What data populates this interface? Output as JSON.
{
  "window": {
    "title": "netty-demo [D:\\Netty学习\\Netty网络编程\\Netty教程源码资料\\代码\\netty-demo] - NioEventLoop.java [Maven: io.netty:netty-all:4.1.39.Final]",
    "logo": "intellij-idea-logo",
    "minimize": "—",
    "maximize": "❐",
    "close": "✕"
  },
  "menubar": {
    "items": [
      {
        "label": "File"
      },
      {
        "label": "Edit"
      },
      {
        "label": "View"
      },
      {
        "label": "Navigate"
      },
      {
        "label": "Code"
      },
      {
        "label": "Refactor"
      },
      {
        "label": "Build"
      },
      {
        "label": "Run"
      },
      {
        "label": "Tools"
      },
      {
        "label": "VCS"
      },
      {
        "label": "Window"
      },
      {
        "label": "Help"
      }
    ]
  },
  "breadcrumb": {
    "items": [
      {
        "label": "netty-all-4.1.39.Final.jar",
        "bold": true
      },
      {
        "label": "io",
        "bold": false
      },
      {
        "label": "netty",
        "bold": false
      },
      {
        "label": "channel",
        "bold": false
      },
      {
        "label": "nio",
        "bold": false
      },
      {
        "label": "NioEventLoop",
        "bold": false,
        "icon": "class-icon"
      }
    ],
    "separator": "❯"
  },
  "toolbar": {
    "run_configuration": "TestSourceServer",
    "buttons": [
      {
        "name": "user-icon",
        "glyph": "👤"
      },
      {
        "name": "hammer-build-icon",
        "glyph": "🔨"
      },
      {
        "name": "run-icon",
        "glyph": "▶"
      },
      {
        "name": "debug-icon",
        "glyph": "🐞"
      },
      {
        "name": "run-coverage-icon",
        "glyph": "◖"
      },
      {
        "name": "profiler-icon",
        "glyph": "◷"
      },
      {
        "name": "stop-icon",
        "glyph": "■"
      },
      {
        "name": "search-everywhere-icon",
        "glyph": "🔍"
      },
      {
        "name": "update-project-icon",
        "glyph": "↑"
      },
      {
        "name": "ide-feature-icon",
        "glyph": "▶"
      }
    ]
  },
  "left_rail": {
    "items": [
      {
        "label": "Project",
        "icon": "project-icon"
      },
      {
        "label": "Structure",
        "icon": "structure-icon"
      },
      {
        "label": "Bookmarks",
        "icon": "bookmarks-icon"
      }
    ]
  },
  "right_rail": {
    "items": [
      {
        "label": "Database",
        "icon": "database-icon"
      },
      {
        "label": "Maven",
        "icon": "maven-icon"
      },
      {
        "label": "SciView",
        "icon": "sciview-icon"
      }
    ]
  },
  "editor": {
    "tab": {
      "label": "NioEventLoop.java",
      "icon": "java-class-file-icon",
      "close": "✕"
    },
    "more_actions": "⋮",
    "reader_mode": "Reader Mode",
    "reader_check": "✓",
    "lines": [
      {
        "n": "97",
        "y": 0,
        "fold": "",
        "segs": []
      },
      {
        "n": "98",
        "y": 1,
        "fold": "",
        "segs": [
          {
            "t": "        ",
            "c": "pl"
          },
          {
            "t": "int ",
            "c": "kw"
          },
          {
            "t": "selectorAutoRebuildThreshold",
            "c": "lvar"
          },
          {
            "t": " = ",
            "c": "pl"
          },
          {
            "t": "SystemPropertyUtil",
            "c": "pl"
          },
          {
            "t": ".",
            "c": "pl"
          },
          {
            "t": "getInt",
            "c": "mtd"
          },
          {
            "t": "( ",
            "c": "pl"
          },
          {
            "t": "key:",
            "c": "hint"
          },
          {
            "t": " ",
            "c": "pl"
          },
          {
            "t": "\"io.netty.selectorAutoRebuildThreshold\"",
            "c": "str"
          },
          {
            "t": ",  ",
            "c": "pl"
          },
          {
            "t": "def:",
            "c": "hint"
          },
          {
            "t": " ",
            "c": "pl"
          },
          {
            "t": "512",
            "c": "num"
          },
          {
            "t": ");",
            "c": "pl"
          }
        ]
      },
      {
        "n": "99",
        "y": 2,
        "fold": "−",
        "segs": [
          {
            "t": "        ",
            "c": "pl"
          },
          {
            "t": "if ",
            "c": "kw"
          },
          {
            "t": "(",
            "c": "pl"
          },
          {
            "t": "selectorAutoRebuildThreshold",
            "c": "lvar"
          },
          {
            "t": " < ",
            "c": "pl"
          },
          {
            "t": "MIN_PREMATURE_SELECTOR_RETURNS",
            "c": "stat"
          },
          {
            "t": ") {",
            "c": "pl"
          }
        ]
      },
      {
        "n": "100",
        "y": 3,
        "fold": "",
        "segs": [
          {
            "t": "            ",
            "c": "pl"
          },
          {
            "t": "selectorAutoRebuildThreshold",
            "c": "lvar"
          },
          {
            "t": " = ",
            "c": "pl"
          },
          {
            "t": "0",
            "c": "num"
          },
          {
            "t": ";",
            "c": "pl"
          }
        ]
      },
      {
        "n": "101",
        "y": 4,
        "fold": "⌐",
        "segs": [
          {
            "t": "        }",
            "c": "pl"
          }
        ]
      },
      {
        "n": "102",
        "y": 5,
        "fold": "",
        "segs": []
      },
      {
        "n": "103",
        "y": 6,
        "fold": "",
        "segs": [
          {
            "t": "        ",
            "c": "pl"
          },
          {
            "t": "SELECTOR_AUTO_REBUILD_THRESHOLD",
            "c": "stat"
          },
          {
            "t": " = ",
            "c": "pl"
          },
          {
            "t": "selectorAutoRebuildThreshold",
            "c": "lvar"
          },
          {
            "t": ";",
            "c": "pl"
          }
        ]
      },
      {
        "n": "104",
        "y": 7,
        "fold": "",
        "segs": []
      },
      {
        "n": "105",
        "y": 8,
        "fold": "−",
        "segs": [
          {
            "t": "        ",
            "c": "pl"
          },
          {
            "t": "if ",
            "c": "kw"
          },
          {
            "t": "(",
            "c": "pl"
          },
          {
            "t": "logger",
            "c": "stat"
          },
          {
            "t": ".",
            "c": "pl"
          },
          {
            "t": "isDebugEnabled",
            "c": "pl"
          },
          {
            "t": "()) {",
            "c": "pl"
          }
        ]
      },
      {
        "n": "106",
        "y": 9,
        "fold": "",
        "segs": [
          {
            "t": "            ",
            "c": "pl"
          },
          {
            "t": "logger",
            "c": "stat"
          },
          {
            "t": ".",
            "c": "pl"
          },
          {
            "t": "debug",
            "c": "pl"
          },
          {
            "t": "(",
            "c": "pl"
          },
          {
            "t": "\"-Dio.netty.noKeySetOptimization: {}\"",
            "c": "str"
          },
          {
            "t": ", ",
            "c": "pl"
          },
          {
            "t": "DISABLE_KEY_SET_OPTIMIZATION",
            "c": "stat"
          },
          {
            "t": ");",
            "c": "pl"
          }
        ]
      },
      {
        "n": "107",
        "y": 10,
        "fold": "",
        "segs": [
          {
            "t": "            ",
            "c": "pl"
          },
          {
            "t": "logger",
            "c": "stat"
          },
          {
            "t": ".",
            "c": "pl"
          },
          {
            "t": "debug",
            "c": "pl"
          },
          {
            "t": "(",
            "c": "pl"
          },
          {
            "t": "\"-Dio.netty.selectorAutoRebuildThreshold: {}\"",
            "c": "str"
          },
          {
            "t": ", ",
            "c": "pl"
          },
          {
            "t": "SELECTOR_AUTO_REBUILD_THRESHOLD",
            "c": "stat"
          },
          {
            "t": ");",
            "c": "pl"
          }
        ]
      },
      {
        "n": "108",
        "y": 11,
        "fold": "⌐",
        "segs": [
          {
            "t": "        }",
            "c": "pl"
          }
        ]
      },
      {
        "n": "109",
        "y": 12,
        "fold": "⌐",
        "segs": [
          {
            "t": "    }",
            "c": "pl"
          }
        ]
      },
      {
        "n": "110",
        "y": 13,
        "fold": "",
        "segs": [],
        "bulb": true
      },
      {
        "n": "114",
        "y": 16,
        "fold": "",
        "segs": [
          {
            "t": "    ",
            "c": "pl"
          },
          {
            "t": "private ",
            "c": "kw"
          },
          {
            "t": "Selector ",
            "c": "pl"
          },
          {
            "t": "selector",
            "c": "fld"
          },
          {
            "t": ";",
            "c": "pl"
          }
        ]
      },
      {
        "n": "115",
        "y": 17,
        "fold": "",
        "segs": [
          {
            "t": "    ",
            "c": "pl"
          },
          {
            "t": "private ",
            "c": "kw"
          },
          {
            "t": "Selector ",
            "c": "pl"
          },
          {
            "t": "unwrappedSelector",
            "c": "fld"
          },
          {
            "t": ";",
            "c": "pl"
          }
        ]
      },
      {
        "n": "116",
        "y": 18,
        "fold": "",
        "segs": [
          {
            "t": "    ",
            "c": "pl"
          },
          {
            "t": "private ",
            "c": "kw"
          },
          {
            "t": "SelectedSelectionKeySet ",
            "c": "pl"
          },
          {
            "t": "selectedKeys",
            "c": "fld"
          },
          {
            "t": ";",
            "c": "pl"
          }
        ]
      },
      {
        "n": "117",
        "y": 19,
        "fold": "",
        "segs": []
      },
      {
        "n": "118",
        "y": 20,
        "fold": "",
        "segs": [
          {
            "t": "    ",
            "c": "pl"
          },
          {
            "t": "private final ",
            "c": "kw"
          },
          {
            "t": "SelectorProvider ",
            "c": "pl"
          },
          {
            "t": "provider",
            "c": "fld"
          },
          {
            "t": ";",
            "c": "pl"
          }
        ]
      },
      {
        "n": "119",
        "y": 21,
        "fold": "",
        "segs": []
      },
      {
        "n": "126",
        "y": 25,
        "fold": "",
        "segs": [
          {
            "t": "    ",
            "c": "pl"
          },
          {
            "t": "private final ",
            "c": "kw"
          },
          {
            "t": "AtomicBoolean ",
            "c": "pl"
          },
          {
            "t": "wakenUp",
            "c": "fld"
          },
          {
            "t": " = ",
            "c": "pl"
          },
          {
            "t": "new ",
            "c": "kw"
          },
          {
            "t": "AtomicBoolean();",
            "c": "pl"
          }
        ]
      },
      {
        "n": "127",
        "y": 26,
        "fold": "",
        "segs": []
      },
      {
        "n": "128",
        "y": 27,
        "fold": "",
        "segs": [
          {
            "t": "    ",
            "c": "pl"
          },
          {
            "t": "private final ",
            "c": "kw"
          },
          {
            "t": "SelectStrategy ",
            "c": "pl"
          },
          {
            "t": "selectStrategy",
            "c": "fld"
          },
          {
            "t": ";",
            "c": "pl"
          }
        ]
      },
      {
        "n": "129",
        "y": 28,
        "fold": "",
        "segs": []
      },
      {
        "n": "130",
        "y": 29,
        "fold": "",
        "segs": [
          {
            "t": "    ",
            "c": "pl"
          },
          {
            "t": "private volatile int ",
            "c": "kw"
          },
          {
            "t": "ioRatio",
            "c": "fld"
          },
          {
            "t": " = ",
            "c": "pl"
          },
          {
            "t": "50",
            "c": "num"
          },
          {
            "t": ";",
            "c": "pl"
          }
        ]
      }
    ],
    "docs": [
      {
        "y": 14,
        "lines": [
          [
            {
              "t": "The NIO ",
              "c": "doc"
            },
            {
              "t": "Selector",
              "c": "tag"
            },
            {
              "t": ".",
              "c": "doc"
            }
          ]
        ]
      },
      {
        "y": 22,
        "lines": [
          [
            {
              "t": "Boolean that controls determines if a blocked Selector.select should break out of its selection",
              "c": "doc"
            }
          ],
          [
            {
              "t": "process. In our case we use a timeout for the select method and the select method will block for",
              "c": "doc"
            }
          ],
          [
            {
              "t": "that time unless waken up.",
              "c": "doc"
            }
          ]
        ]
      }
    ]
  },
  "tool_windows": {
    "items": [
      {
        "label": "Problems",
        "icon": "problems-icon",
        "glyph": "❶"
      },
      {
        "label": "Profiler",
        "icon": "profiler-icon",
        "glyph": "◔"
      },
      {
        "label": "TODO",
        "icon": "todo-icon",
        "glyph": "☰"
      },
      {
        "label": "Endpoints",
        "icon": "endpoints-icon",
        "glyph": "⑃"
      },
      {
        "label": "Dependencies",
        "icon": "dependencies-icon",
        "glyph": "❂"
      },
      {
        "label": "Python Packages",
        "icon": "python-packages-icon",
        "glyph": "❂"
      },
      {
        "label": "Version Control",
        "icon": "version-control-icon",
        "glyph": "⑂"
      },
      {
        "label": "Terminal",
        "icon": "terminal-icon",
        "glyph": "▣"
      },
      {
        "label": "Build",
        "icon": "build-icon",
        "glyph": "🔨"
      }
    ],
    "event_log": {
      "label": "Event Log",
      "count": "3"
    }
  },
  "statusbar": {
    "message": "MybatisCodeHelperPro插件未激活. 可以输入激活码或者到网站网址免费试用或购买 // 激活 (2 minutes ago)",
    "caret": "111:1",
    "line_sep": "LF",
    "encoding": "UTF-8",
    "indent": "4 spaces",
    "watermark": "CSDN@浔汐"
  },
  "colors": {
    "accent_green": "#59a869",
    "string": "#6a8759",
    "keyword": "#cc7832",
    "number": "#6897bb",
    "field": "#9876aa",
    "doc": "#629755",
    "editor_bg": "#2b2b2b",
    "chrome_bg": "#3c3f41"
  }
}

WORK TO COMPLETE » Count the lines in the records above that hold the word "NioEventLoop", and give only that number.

SOLUTION » 3